UK & World News
Gibraltar: HMS Westminster Arrives At Rock
HMS Westminster has arrived in Gibraltar a day after Spanish fishermen were involved in a stand-off with UK military and police boats.
The Royal Navy warship sailed in as tensions between Spain and the British territory were described as their worst for 40 years.
The type 23 frigate, which left Portsmouth naval base six days ago, is due to spend three days on the Rock, before joining several other vessels taking part in a pre-planned international training exercise called Cougar 13 in the Mediterranean and Gulf.
Its visit was described by the Ministry of Defence as "long-planned".
But Sky's Defence Correspondent David Bowden, in Gibraltar, said given the growing diplomatic spat, the warship's presence will be seen as a "strong symbol" of Britain's desire to defend its territory.
Yesterday, a flotilla of more than 30 fishing boats was "corralled" by Royal Navy vessels after protesting near the spot where Gibraltar's government placed 70 concrete blocks in disputed waters next to the Rock.
Gibraltar says it has created the concrete artificial reef there to protect local fish stocks from trawling, but Madrid says it restricts their right to fish.
The Spanish government has accused Gibraltar of laying the blocks "without the necessary authorisation" in "waters that are not theirs".
It responded by introducing additional checks at the fenced border, and suggesting a 50 euro (£43.30) fee could be imposed on every vehicle entering or leaving Gibraltar.
Yesterday's protest prompted calls for renewed efforts from the European Union to solve the dispute.
Julie Girling, a Conservative MEP for Gibraltar, called the flotilla a "provocative attempt to stir things up yet again" by a government in Madrid facing allegations of corruption.
Afterwards, Fabian Picardo, Gibraltar's chief minister, thanked the British authorities for their help.
Mr Picardo, who has reportedly received death threats and been targeted by Spanish internet trolls, wrote on Twitter: "Big thank you also to Royal Navy, Gib Defence Police, HM Customs and Port Authority for their deployment too.
"Cool, professional and calm!"
He said "hell will freeze over" before Gibraltar removes the concrete reef and accused Spain of behaving like North Korea.
Spain's Prime Minister Mariano Rajoy says he will take all legal measures to defend his country's interests.
Locals waving Union flags gathered on the quayside to watch HMS Westminster come in.
Andrea Jones, 46, who works for an online gaming company and has lived in Gibraltar for 12 years, said the frigate's arrival was "a two-fingered salute towards Spain".
Retired Royal Gibraltar Police officer Michael Sanchez, 53, said he would like to see British warships off Gibraltar more often.

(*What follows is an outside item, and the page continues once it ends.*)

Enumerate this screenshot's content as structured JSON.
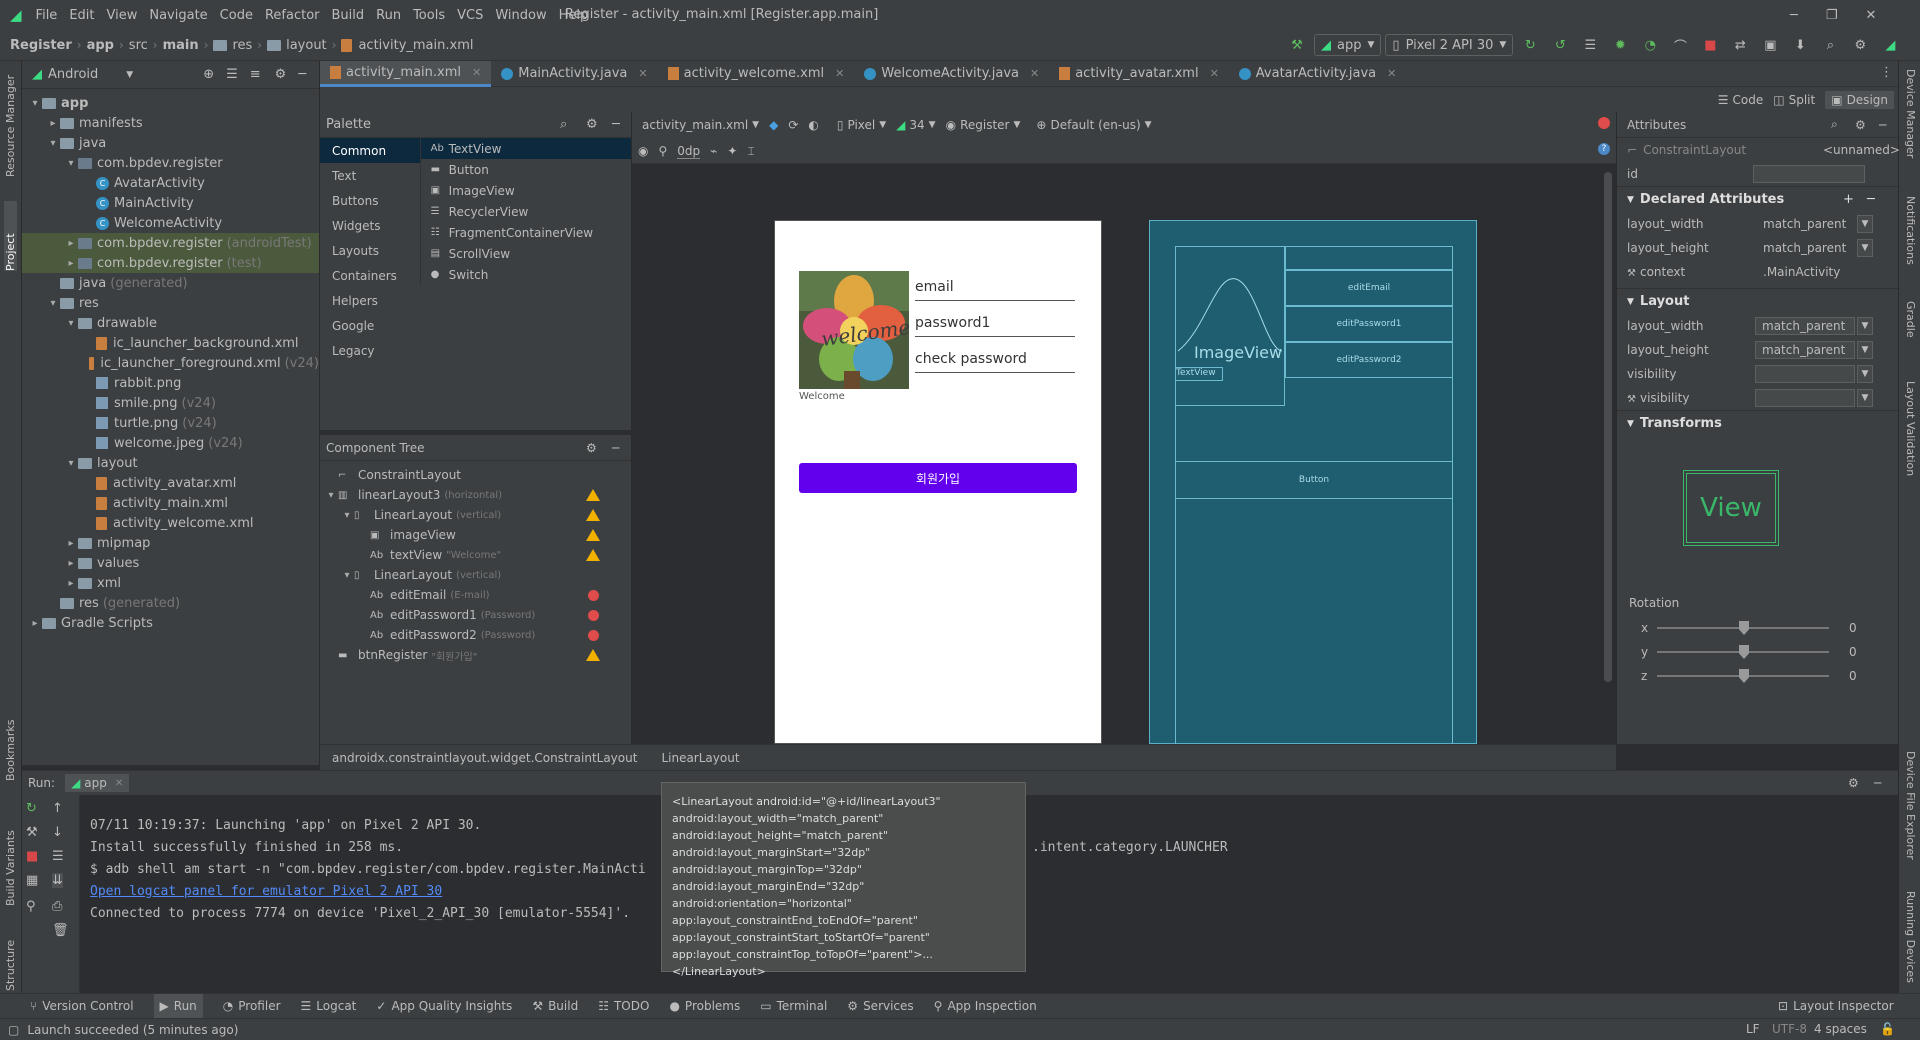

"It is getting to be out of control, it is not a spat any more," he said. "If you park something out there grey (a warship) for a couple of days you can see them (the Spanish) calm down.
He added: "These guys need to be taught a lesson. It is no good having (William) Hague, (David) Cameron sending protests galore.
"You have got to stick your nose in there, your face into their face. If not they just get away with it."
On Friday, Prime Minister David Cameron raised the dispute with European Commission president Jose Manuel Barroso.
He said the checks - which have seen huge delays at the border in recent weeks - were "politically motivated and disproportionate" and therefore contrary to the EU right of free movement.
The row has set relations between Spain and the territory back 40 years, according to Edward Macquisten, chief executive of the Gibraltar Chamber of Commerce.
He said it was also having an impact on Gibraltar's high season tourist trade, which usually sees hordes of British visitors from Spanish resorts.
Spain ceded sovereignty of Gibraltar to Britain in 1713, but has persistently sought to regain the tiny enclave.